My Bachelor of Arts just arrived in the post yesterday. I graduated in absentia because of having Wolf. I don't really care; the only good thing I did there was write a killer essay on homosexuality in boarding schools (endlessly interesting subject) and suggest to a tutor that food writing be added to the curriculum in the non-fiction writing course.
Which brings me to my subject of discussion.
I recently had lunch out with my mother and a family friend whose knowledge of food, dining and life in general I have always respected. Typically talking with your mother and a friend will always lead to discussions about your career future. I mentioned that I would love to be a food writer. As we tucked into savoury tarts and frittata at Yarraville bakery Hausfrau, she made some very interesting points about food writing in Melbourne. This family friend has, with her husband, run various wonderful restaurants in Melbourne, and unlike a greenhorn like me, knows the food game inside out. In her experience, she said, getting a good review was about who you knew, not the great work you were doing. You see repeated fantastic reviews for a restaurant that has friends in high places, despite inconsistent and declining performance, while the new and friendless, yet brilliant little venue don't get a serious look in.
Her revelation may be obvious to some, but it floored me. I read the Good Food Guide cover to cover every time it's released. Yesterday I got depressed when I nearly didn't get a copy of the annual food issue of the Age magazine. I have so many Epicures in storage that it constitutes a fire hazard.
It should have been obvious; the 2010 Guide didn't read much different from last year's. And while I was apprenticing at a Patisserie in Kew, the Foodies' Guide - by then also owned by the Age - put us in two years in a row, but the content of the second was identical to the previous. It had been a lack-lustre review anyway, like a passing acquaintance talking about what they had for lunch the other day. They clearly hadn't bothered to come back to the patisserie and had recycled the previous year's review. We weren't even making the same products that year! We were a tiny Patisserie, it's true. But we worked hard to make beautiful food and had little time for ass kissing.
Yes, it is a capitalistic World that thrives on sucking up. Here I had been was buying into the opinions of people that created and maintained cliques - a word that should be synonymous with 'creatively nasty' – or just made chefs and restauranteurs bend over and take it up the ass. These commercially dominant reviews are then not really food writing; they are a gossip column.

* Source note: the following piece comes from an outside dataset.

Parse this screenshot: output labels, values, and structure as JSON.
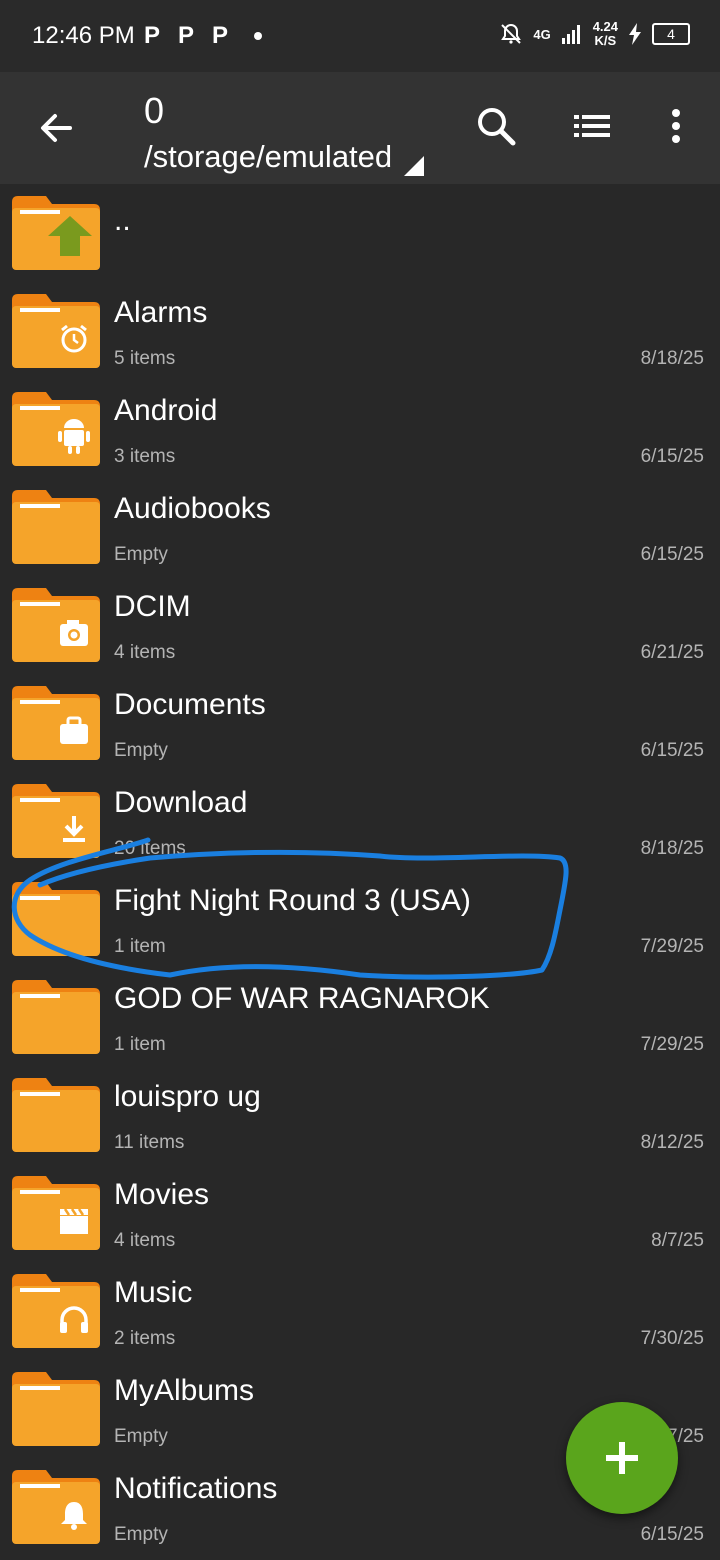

Real food-writing is the kind of stuff people like M.F.K Fisher and Anthony Bourdain do in their articles and books. About the real experience of eating, cooking and dining out, honestly criticising and congratulating restaurants and cooks. Sure, they talk about their friends, but it is with real reverence for their cooking, not for the value of having them on side.
Compared to the scale of 'real' restaurant reviewers, it may be tiny, but reading over my review of Pepper that I get a bad taste in my mouth. The style is painfully stiff and formulaic. Paramount in my mind as I wrote was a list of criteria I should cover so as to have my work qualify as a review. I would write a dish of note and then try to think of a single, basic, accessible, summarising word to describe it. Something you read a lot in the condensed prose of newspaper restaurant reviews and food guides. How many times can you use 'tasty' or 'delicious' in a paragraph? I was sub-consciously mimicking those Age reviewers! What kind of writer does that make me? I'd forgotten everything I'd learnt about writing: honesty, integrity, real experiences.
Admittedly I thought to review Pepper first because the owner is awfully nice to us and knows Wolf by name. I just wanted to make friends. As much as I enjoy going to Pepper to eat, I actually get pretty uncomfortable there, and feel painfully observed and judged by other patrons.
It's strange to write something that undoes and something I posted earlier, and yet I'm not inclined to take down my review of Pepper. Another lesson in writing: one doesn't need to have consistently perfect work, and you don't have to erase the past evidence that your writing wasn't perfect in the first place.
No more reviewing. Writing about food, cooking and eating out, but without the pretension of formula. Just honest to God prose about the experience, no sugar coating, no fear of retribution. Defamation laws can't really apply to blogs, can they?